The organization also attacks FIFA for “assertions that it is not responsible and cannot change things,” demanding that football’s governing body pressure the 2022 World Cup hosts to improve worker conditions. The report alleges that specific World Cup construction projects are subject to abuse.

Specific demands of Qatar include the abolition of the sponsor system, improved labor rights such as the freedom to join unions and more inspections of construction sites.

Qatari officials claim improvements are underway. “Some systems were developed at a different time in Qatar’s life and need to be changed,” said Hassan Al-Thawadi, head of the 2022 organising committee.

FIFA has long argued that the World Cup would help its host nation reach international standards of human rights. But this embarrassing report suggests it may be part of the problem.



News
Entertainment
Sports
Lifestyle
National

California passes 'yes-means-yes' campus sexual assault bill

Californian lawmakers passed a law on Thursday requiring universities to adopt "affirmative consent" language in their definitions of consensual sex, part of a nationwide drive to curb sexual assault on…

National

Syrian refugees top 3 million, half of all…

By Stephanie NebehayGENEVA (Reuters) - Three million Syrian refugees will have registered in neighboring countries as of Friday, but many remain trapped by the advance…

International

North Korean leader's money manager defects in Russia:…

A senior North Korean banking official who managed money for leader Kim Jong Un has defected in Russia and was seeking asylum in a third country, a South Korean newspaper…

Local

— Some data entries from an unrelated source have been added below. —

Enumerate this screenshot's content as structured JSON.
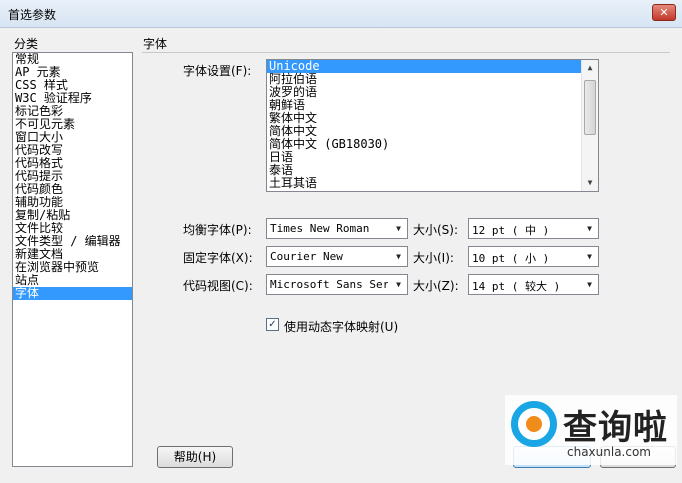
{
  "window": {
    "title": "首选参数",
    "close_glyph": "✕"
  },
  "sidebar": {
    "heading": "分类",
    "items": [
      "常规",
      "AP 元素",
      "CSS 样式",
      "W3C 验证程序",
      "标记色彩",
      "不可见元素",
      "窗口大小",
      "代码改写",
      "代码格式",
      "代码提示",
      "代码颜色",
      "辅助功能",
      "复制/粘贴",
      "文件比较",
      "文件类型 / 编辑器",
      "新建文档",
      "在浏览器中预览",
      "站点",
      "字体"
    ],
    "selected_index": 18
  },
  "panel": {
    "heading": "字体",
    "encoding": {
      "label": "字体设置(F):",
      "items": [
        "Unicode",
        "阿拉伯语",
        "波罗的语",
        "朝鲜语",
        "繁体中文",
        "简体中文",
        "简体中文 (GB18030)",
        "日语",
        "泰语",
        "土耳其语"
      ],
      "selected_index": 0
    },
    "fonts": [
      {
        "label": "均衡字体(P):",
        "face": "Times New Roman",
        "size_label": "大小(S):",
        "size": "12 pt  ( 中 )"
      },
      {
        "label": "固定字体(X):",
        "face": "Courier New",
        "size_label": "大小(I):",
        "size": "10 pt  ( 小 )"
      },
      {
        "label": "代码视图(C):",
        "face": "Microsoft Sans Serif",
        "size_label": "大小(Z):",
        "size": "14 pt  ( 较大 )"
      }
    ],
    "dynamic_mapping": {
      "label": "使用动态字体映射(U)",
      "checked": true,
      "check_glyph": "✓"
    }
  },
  "buttons": {
    "help": "帮助(H)"
  },
  "watermark": {
    "text": "查询啦",
    "url": "chaxunla.com"
  },
  "icons": {
    "close": "close-icon",
    "dropdown": "chevron-down-icon",
    "scroll_up": "scroll-up-icon",
    "scroll_down": "scroll-down-icon",
    "check": "check-icon",
    "logo": "search-logo-icon"
  },
  "colors": {
    "selection": "#3399ff",
    "title_gradient_top": "#e9f1fa",
    "close_button": "#c2382a",
    "watermark_blue": "#1aa6e4",
    "watermark_orange": "#f08c1a"
  }
}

MAP: New York City Street Closures August 29,…

The Department of Transportation and NYPD said there may be residual delays near all of the street closures on August 29, 31 and 31. Several streets and avenues will be…

Going Out

'Friends' coffeehouse Central Perk coming to NYC —…

"Friends" is coming back for a one-off special: "The One with the Free Coffee." Warner Bros. is bringing a pop-up replica of Central Perk, the…

Movies

Interview: 'As Above, So Below' directors: 5 ways…

The fraternal directors of the found footage horror "As Above, So Below" dish on the best ways to frighten the bejesus out of audiences.

Movies

Criterion's new Jacques Demy box mixes the light…

Jacques Demy, the most effervescent of French New Wave filmmakers, gets a Criterion box all to himself, with classics like "The Umbrellas of Cherbourg."

Entertainment

Comedian Joan Rivers, 81, rushed to New York…

NEW YORK (Reuters) - Acerbic comedian and fashion critic Joan Rivers was rushed to Mount Sinai Hospital in New York on Thursday after she reportedly…

NFL

3 things we learned in the Giants preseason…

The final score didn’t matter — a 16-13 win by the Giants — but it would’ve been nice to finally see Big Blue’s new-look offense get on track.

NFL

NFL Power Rankings: Seahawks, Broncos, Patriots, 49ers start…

NFL Power Rankings: Seahawks, Broncos, Patriots start at top

U.S. Soccer

5 facts about new England captain Wayne Rooney

Manchester United striker Wayne Rooney was named as the new England captain by coach Roy Hodgson on Thursday.

NFL

Jets vs. Eagles: 3 things to watch

A win on Thursday night at the Eagles would give the Jets a 3-1 record and just their second winning preseason under head coach Rex Ryan.

Style

Trend: White hot on the 2014 Emmy's red…

White was one of the big trends on the Emmy's red carpet.

Food

Recipe: Samuel Adams beer-marinated grilled shrimp

Summer calls for two things: a cold beer and light food. Sam Adams' Latitude 48 IPA fairly bursts with citrus notes, making it an ideal marinade…

Wellbeing

4 healthy ingredient swaps to make your meals…

When it comes to eating well, everyone knows they could be doing better. But cooking in an apartment on a busy schedule is a recipe…

Wellbeing

Heart trumps brain when it comes to movies…

When you need a good cry, do you reach for the movie that’s “based on a true story”? Science says you’re giving your brain far…